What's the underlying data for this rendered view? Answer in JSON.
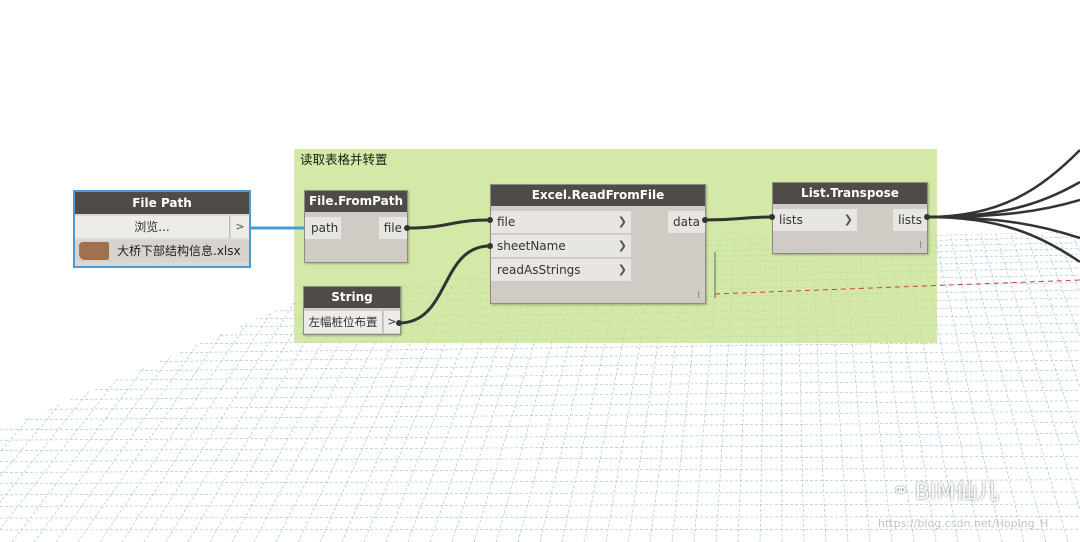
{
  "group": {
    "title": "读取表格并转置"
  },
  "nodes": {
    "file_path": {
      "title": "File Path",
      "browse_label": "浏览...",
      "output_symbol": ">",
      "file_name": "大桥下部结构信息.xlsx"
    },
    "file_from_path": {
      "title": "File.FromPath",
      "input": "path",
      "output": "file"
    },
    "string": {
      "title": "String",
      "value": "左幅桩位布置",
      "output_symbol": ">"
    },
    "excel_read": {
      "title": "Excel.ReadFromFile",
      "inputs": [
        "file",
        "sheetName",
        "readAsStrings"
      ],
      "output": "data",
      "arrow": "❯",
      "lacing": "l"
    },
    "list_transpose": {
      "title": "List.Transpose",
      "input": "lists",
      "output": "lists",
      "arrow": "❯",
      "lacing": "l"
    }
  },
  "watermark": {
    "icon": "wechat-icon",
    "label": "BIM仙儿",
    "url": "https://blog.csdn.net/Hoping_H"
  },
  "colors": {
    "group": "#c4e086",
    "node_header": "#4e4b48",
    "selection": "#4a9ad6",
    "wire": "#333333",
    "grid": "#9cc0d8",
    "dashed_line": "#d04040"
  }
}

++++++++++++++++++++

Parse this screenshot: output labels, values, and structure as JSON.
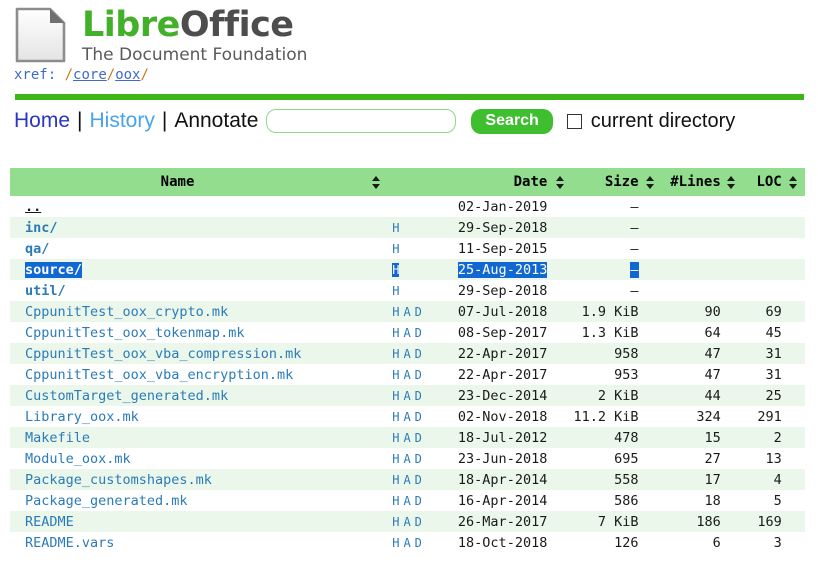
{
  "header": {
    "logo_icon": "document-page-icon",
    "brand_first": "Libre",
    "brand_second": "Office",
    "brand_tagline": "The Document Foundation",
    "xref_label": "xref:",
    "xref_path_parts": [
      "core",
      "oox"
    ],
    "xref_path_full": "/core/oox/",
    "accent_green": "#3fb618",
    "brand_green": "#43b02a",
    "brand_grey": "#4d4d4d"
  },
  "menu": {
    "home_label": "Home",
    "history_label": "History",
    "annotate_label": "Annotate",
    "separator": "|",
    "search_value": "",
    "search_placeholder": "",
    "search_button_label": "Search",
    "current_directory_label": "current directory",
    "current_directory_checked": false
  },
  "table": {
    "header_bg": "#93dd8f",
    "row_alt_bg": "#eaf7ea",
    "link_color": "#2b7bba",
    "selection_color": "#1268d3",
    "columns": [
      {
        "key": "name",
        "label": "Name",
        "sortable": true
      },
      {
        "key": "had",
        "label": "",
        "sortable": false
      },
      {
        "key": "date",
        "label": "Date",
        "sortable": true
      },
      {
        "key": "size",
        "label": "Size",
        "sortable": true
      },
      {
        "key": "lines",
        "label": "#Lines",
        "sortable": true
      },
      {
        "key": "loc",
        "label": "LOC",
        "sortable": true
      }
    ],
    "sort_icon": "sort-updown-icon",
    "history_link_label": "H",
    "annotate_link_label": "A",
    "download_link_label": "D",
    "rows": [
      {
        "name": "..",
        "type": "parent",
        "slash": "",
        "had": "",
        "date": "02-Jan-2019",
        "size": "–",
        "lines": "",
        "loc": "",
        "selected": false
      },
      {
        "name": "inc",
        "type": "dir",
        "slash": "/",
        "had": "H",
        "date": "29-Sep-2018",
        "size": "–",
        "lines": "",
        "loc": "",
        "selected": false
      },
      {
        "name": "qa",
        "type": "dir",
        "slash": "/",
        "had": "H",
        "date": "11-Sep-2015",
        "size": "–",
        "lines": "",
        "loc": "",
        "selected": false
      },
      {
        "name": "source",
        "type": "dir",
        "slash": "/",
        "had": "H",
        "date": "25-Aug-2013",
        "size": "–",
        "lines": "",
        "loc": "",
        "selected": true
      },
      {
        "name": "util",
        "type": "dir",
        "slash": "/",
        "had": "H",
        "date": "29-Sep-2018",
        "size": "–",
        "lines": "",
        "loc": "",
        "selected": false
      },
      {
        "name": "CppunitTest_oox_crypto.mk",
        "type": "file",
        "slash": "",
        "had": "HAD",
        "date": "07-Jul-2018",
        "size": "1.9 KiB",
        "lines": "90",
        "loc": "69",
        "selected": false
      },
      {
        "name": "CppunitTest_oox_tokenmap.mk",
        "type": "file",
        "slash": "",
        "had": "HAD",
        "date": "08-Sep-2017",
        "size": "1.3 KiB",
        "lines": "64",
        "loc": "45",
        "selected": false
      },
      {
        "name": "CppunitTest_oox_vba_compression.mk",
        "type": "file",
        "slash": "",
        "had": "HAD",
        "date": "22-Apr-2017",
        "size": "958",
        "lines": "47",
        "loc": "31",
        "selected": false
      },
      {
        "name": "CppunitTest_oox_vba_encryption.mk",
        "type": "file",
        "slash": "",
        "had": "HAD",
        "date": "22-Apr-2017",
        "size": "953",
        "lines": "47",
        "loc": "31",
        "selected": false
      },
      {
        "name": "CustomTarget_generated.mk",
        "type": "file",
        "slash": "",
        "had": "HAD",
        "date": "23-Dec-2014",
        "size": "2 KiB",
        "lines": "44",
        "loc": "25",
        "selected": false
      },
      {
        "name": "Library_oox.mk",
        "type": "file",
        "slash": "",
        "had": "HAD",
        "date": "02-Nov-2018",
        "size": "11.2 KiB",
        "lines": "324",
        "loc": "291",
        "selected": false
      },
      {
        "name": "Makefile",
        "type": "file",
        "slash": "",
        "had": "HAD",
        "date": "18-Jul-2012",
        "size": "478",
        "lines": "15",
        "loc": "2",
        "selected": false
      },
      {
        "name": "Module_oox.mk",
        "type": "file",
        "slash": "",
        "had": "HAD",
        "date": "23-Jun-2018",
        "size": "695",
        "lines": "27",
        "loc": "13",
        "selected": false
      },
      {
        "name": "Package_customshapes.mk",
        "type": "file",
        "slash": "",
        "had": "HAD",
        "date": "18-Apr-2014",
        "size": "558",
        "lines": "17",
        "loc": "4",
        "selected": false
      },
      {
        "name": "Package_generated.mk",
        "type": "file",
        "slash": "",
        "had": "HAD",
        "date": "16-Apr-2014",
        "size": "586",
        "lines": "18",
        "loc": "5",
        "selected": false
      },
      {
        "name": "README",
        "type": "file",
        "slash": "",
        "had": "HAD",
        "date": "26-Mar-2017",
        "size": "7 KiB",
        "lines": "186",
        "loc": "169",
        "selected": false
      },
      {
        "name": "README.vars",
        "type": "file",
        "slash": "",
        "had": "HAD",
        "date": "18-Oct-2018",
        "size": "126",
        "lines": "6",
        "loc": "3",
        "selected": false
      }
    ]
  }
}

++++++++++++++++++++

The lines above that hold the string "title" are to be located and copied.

▸ WORKED SOLUTION
    "title": "读取表格并转置"
      "title": "File Path",
      "title": "File.FromPath",
      "title": "String",
      "title": "Excel.ReadFromFile",
      "title": "List.Transpose",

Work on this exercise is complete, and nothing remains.